Monday, August 23, 2010
I'm a rebel at heart. I've always been that way. Don't believe me? Well my family could tell you some stories. And admittedly, more often than not, my way was far from the best way to accomplish anything. Being somewhat hard headed about many things, I had to learn the hard way. And guess what, I’m still a little hard headed, but learning that in all things----there is a lesson to be learned.
These days I feel the rebel rising up in my chest, burning and inching its way forward again after all these years. It dances inside my head, humming a tune and giving the world the well known finger. However, this time I’m not alone. My husband and I are now the rebel rousers, bucking the authority so to speak. As a family we’ve decided that we will no longer attend Church. It’s not a decision that we came to quickly or lightly. Truth is we got hurt, again. Imagine that, getting hurt by godly people. Reminds me of Beth Moore’s book, When godly people do ungodly things. But like I said before there’s always lessons to be learned.

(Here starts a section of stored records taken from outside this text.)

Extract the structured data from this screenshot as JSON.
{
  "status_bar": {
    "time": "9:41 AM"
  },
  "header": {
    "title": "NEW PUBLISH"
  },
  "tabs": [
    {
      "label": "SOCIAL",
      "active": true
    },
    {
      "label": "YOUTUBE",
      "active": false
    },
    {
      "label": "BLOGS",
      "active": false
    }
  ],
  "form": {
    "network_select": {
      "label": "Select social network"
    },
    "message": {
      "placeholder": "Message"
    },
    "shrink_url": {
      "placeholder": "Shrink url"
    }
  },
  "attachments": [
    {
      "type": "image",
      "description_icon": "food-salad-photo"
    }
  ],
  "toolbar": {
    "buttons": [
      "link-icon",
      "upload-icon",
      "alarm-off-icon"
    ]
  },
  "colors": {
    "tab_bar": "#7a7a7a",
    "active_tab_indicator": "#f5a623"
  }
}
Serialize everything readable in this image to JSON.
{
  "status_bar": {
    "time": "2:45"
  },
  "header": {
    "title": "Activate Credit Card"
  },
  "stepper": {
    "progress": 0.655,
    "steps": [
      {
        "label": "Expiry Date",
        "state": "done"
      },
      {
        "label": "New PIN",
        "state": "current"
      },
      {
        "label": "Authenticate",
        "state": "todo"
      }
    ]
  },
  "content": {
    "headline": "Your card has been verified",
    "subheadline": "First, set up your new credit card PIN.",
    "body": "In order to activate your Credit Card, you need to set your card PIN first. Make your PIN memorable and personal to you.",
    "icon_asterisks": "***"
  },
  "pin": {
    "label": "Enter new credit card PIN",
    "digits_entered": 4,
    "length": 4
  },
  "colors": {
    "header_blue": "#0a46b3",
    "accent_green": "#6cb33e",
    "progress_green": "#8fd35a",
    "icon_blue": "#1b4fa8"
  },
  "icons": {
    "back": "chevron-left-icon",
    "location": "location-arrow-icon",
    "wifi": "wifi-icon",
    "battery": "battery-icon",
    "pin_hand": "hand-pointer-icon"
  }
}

Yet, even then I was different.......I was the rebel. It was me who asked questions like, “why do we have to wear dresses and pantyhose to church, Jesus doesn’t care how we come.” Dare I buck the authority and put on a pair of jeans. We’ll not in my mama’s house, and I tried. I'd watch the pastors as they sweated, hollered, about the goodness of God, about the dangers of hell, and how Jesus was the way. People would stand up and shout out of excitement, they'd wave white handkerchiefs, and nod their heads while saying amen amen, preach preacher. It was all alien to me. I'd just let my mind wonder....wonder why when someone sung a song it was more of a concert...it was their platform and they were Whitney Houston. I wondered why everyone "acted" up in church like they were holy, and had no compassion, empathy, or love for anyone else. For all the latest gossip all you had to do was go to church. But it wasn’t gossip as long as they put, “Bless her heart, she needs Jesus” at the end of everything. I wondered why some of the churches I went too were like walking down the runway and I was the model on display so they could converse back and forth about what I was wearing. I've seen those who came to church dressed in their best taken in back rooms and given "more appropriate" clothing to wear. And they never returned.
Once I was 18, I left the church. I had grown tiered, weary of it all. If I could have, or rather had enough nerve I would have risen up out of that pew and shouted screamed to the tops of my lung. “You have created traditions of men that are killing us, and driving us away from the very arms that you want us to run to.”